As Israel continues its attacks on the Palestinians in the Gaza Strip, called “collective punishment” by the U.N. and the Swiss government, and “war crimes” by Amnesty International, we should remember that the assault would cease immediately following one word from President Bush: “Stop.”
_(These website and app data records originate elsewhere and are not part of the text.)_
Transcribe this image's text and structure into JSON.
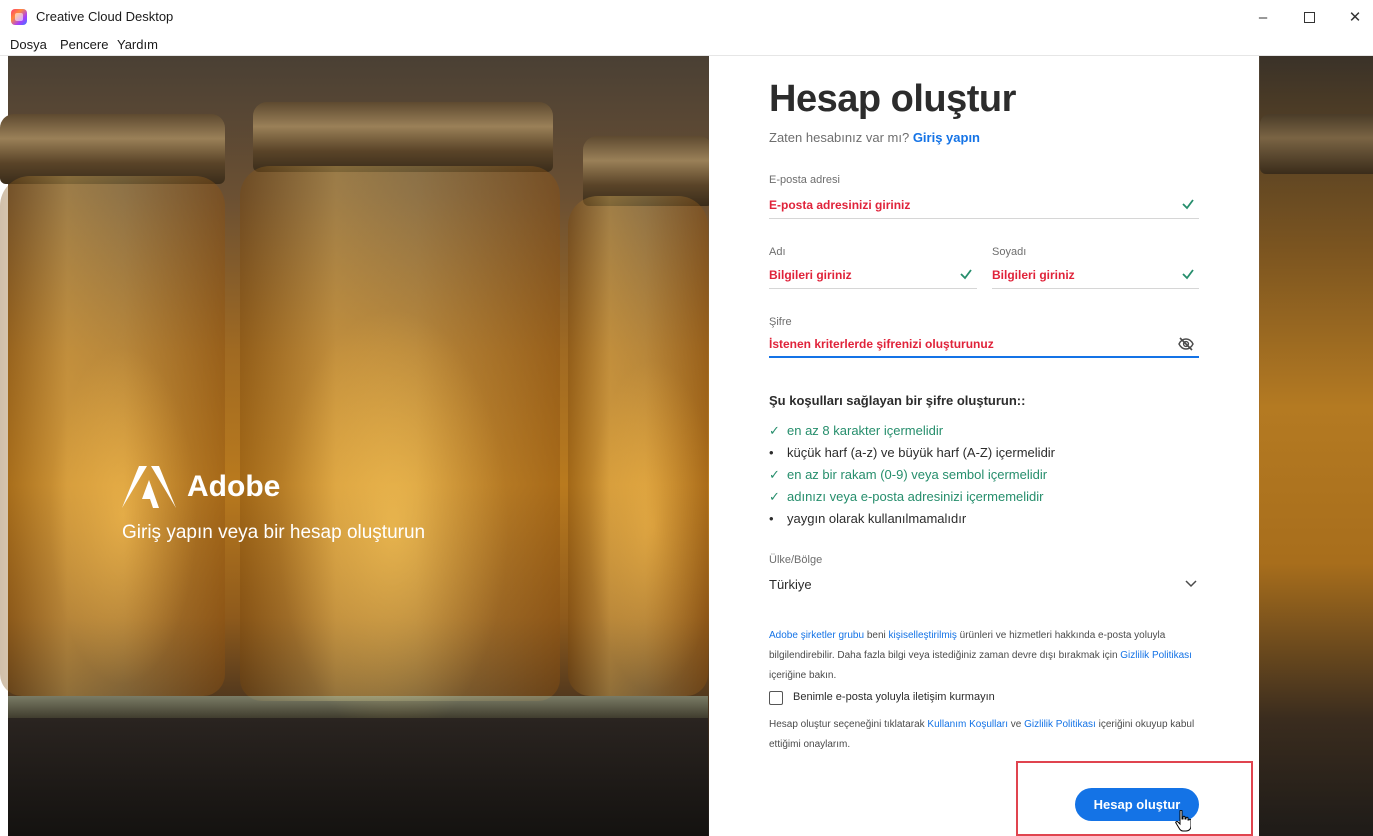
{
  "window": {
    "title": "Creative Cloud Desktop",
    "minimize": "–",
    "close": "✕"
  },
  "menu": [
    "Dosya",
    "Pencere",
    "Yardım"
  ],
  "brand": {
    "name": "Adobe",
    "tagline": "Giriş yapın veya bir hesap oluşturun"
  },
  "form": {
    "title": "Hesap oluştur",
    "subtitle_prefix": "Zaten hesabınız var mı?",
    "signin_link": "Giriş yapın",
    "email": {
      "label": "E-posta adresi",
      "value": "E-posta adresinizi giriniz"
    },
    "first_name": {
      "label": "Adı",
      "value": "Bilgileri giriniz"
    },
    "last_name": {
      "label": "Soyadı",
      "value": "Bilgileri giriniz"
    },
    "password": {
      "label": "Şifre",
      "value": "İstenen kriterlerde şifrenizi oluşturunuz"
    },
    "rules_title": "Şu koşulları sağlayan bir şifre oluşturun::",
    "rules": [
      {
        "text": "en az 8 karakter içermelidir",
        "status": "ok"
      },
      {
        "text": "küçük harf (a-z) ve büyük harf (A-Z) içermelidir",
        "status": "pending"
      },
      {
        "text": "en az bir rakam (0-9) veya sembol içermelidir",
        "status": "ok"
      },
      {
        "text": "adınızı veya e-posta adresinizi içermemelidir",
        "status": "ok"
      },
      {
        "text": "yaygın olarak kullanılmamalıdır",
        "status": "pending"
      }
    ],
    "country": {
      "label": "Ülke/Bölge",
      "value": "Türkiye"
    },
    "notice": {
      "link1": "Adobe şirketler grubu",
      "text1": " beni ",
      "link2": "kişiselleştirilmiş",
      "text2": " ürünleri ve hizmetleri hakkında e-posta yoluyla bilgilendirebilir. Daha fazla bilgi veya istediğiniz zaman devre dışı bırakmak için ",
      "link3": "Gizlilik Politikası",
      "text3": " içeriğine bakın."
    },
    "optout_label": "Benimle e-posta yoluyla iletişim kurmayın",
    "terms": {
      "text1": "Hesap oluştur seçeneğini tıklatarak ",
      "link1": "Kullanım Koşulları",
      "text2": " ve ",
      "link2": "Gizlilik Politikası",
      "text3": " içeriğini okuyup kabul ettiğimi onaylarım."
    },
    "submit_label": "Hesap oluştur"
  },
  "colors": {
    "accent": "#1473e6",
    "error_text": "#e0233a",
    "success": "#268e6c",
    "highlight_box": "#e0444f"
  },
  "icons": {
    "app": "creative-cloud-icon",
    "check": "check-icon",
    "eye": "eye-slash-icon",
    "chevron": "chevron-down-icon",
    "cursor": "hand-cursor-icon"
  }
}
Many in the Arab world claim that the pro-Israel lobby controls U.S. policy in the Middle East, a claim that was popularized in the U.S. earlier this year by John Mearsheimer and Stephen Walt in their working paper The Israel Lobby and U.S. Foreign Policy. But rather than being motivated by “the lobby,” Holocaust guilt or a belief that supporting Israel will hasten the second coming of Christ, U.S. policy in the Middle East has the same motive as U.S. foreign policy in general, that of maximizing control of vital resources and influence in regions of strategic importance. The Middle East, with two-thirds of global energy reserves, is the most strategically significant region on earth, and U.S. support for Israel is no different from U.S. support for Middle East dictatorships. U.S. aid to Israel goes primarily to U.S. corporations. To U.S. planners, Israel is an advanced and effective military base, useful in controlling the region.
In the Middle East, the U.S.-allied authoritarian Arab governments exploit the belief in the power of “the Jews” over U.S. policy to control their populations, and it is surely flattering, or at least comical, to some Israelis to think that they control the world’s most powerful state.
So long as Israeli interests align with U.S. interests, as they almost always do, there is no U.S.-Israeli conflict, and the belief in the power of “the lobby” can be maintained, but on the rare occasions when Israeli interests differ, the real U.S. motive becomes obvious.
When Israel tried to sell advanced weapons to China against U.S. orders last year, the U.S. suspended Israeli involvement in a joint strike fighter project and ceased contact with a senior official in the Israeli Defense Ministry, and then forced Israeli officials to publicly humiliate themselves. Although Israel lost millions of dollars by canceling the sale, and had to pay China millions in compensation, Foreign Minister Silvan Shalom apologized to the U.S., saying, “If things were done that were not acceptable to the Americans, then we are sorry, but these things were done with the utmost innocence.” After Israeli apologies for disobeying U.S. orders, the U.S. forced Israel to sign a memorandum of understanding, essentially requiring that the U.S. approve the terms of Israeli weapons contracts before Israel can sell arms. The pro-Israel lobby was mysteriously absent.
On June 22, five days before the kidnapping that gave Israel a pretext to punish the Palestinians for having voted incorrectly in free democratic elections, John Dugard, the special rapporteur on human rights for the U.N., reported on the situation in the Palestinian territories. Following Hamas’ election victory earlier this year, the U.S. pressured other nations to designate Hamas a terrorist organization, leading to the cut-off of international funding that caused unemployment and poverty to rise and put critical health services in danger. Dugard said the effects of the aid cut-off were so extreme that the Palestinian people had been suffering “possibly the most rigorous form of international sanctions imposed in modern times,” and that Gaza was already under siege, with Israel controlling its airspace, resuming sonic booms that “terrorize and traumatize its people,” and increasing targeted killing of militants, which had killed and injured innocent bystanders.
Since the invasion, Israel has kidnapped half of the Palestinian government and a quarter of its parliament, and has destroyed three key bridges, part of a university, and the Gaza Strip’s only electricity generation plant, cutting off electricity to 750,000 people and forcing 20,000 people to flee their homes. By Monday, according to the BBC, Israel’s invasion, supposedly to rescue one Israeli soldier, had killed more than 40 Palestinians. According to Israeli journalist Gideon Levy, the invasion makes the Israeli government “no longer distinguishable from a terror organization.”
Under the Arms Export Control Act of 1976, states receiving military hardware sold by the United States can use it only for defensive purposes or to maintain internal security. Legally, the U.S. government is required to suspend weapons sales, and if the Israeli government is a terrorist organization, the U.S. must advocate a cut-off of international aid to Israel as well.
The invasion of Gaza should have little effect on the belief in the power of “the lobby,” however. Conflicts between the U.S. and Israel only arise when their interests diverge on important matters. To U.S. planners, unfortunately, weapons sales matter, while Palestinian lives do not.